Some, if not many, agricultural economists would like to see farm programs totally eliminated. They view these programs as archaic relics that have somehow survived their depression era beginnings.
Several lines of reasoning are used to reach a no-farm-program conclusion. One is that farming is now so much different from when the first farm legislation was passed. There are fewer farmers; agriculture makes up a much smaller proportion of the rural economy; agribusiness provides many of the inputs farmers, themselves, previously provided; and farmers are more highly educated and more adept at utilizing risk moderating devices such as futures markets, crop and revenue insurance, contracting and other methods.
Others believe that changes in the output markets, especially the export market, require eliminating any farm-program-caused price distortions that could jeopardize American price competitiveness in the world markets. They are adamant that price competitiveness is necessary to win sales from our export competitors and to ensure, short and long-term, export-driven farm prosperity.
For others, it matters not whether changes in agriculture or its markets have occurred. They staunchly believe that there never has been, and never will be, an acceptable justification for government intervention in agricultural markets. Citing the nicely sloping supply and demand curves of economics textbooks, they argue that to eliminate government intervention in the supply and demand of agricultural commodities is to let markets work, and work they will.
Free-market agricultural economists enthusiastically embraced the 1996 farm law. To them, the 1996 law accomplished a couple of things. First, it moved agriculture closer to a "cash out" of farm programs. That is, closer to a fully decoupled farm program in which farmers are given the cash equivalent of all farm program benefits with no strings attached. By doing so, farmers are free to adjust supply to market prices, unfettered by government rules or interventions.
Secondly, as passed, the 1996 farm law sounded the "seven-year warning." Free-market proponents heralded the bill as the long-sought vehicle to transition agriculture away from its dependence on government price and income supports to unconstrained free-markets, and the cash out idea was part this. Thus, the cash out of farm programs, as portrayed by free-market agricultural economists, went beyond decoupling current benefits to include compensation for lost future farm program benefits - severance pay, you might say.
To me, the premises used to draw the free-market conclusions, some identified here and others not discussed, are wrong. Going in reverse order. Those who do not believe there is an acceptable justification for farm programs often view farm program benefits as economic rent - read undeserved goodies - that are extracted, some might even say extorted, from unsuspecting taxpayers. Are there areas of agricultural policy where political pull enhances or explains certain benefits? Yes, there are.
While "rent seeking" explanation is easy to trot out, to me the real justification for farm programs is the nature of agricultural markets. The total crop supply virtually does not respond to changes the overall price level. Demand is just as unresponsive to price.

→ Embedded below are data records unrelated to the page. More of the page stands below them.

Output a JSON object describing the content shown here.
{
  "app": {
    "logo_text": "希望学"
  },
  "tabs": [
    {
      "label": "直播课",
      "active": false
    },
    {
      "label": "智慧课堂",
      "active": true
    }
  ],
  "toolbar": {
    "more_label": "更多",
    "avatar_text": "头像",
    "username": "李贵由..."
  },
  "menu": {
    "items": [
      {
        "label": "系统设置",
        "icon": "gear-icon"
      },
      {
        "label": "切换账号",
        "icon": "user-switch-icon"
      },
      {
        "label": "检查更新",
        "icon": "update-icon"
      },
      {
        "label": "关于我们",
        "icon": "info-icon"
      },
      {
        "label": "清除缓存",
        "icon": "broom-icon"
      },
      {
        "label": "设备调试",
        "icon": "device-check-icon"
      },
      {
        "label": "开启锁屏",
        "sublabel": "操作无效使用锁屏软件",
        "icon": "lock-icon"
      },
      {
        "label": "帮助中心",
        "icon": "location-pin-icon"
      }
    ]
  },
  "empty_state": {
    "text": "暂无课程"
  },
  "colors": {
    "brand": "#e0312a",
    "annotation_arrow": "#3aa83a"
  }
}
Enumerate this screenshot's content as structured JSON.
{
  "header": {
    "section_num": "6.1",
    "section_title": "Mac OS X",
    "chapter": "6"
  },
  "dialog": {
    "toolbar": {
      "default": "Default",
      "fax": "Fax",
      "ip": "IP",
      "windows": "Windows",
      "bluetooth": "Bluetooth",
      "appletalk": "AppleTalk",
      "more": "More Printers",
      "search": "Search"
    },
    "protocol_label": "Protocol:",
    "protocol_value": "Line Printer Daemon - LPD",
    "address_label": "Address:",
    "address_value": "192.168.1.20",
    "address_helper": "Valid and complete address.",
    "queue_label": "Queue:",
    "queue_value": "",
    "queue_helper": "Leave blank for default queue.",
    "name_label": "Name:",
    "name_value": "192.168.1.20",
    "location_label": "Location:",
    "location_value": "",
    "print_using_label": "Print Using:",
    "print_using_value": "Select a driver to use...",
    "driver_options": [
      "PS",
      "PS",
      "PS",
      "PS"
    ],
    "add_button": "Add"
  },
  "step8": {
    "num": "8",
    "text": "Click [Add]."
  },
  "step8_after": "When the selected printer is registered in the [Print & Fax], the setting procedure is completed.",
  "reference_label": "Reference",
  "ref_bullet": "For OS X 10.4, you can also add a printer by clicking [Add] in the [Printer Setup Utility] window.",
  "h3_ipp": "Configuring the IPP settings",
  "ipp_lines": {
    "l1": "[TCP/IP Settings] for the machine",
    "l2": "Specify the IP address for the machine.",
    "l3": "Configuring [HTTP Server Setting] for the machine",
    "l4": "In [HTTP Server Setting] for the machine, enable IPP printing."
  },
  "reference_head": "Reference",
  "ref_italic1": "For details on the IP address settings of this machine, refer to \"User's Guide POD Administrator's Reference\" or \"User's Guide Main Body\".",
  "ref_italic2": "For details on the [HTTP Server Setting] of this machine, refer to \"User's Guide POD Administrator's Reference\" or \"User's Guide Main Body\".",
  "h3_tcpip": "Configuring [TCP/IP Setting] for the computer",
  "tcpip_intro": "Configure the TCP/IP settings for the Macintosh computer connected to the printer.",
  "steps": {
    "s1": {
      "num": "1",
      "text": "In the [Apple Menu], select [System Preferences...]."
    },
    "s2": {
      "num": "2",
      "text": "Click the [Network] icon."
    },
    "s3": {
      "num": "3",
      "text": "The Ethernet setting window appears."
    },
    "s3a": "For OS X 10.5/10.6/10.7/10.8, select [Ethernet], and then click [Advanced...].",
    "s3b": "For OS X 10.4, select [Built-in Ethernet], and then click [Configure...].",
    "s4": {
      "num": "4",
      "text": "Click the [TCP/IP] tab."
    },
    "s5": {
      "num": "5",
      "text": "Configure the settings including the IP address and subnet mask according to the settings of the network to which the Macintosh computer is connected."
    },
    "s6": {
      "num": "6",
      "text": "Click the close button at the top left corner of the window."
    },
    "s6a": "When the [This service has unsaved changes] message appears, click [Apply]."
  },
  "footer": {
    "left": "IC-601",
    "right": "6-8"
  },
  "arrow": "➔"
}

So rather than the nicely sloped supply and demand curves that free-market economists assume for agriculture, the supply and demand curves are almost straight up and down. This means the composite price for all major crops can drop from $5 per unit to $1 per unit and the quantity supplied virtually does not change. Same deal for demand. The quantity demanded remains almost fixed no matter what the price.
In theory, price changes should force a self-correction on the market. If supply and inventories become large, the textbooks predict that the resulting lower price should cause less to be produced and more to be demanded. Inventories are rebalanced and price recovers. This works with those nicely sloped supply and demand curves in economics textbook but not in crop agriculture.
The other two groupings of free-market agricultural economists came to think during the export driven euphoria of the 1970s and mammoth changes in the structure of agriculture of the last couple decades that 1) the demand for major crops has become more responsive to price, more price elastic and 2) the supply of major crops has become more price responsive, more price elastic. The markets have spoken: neither is true.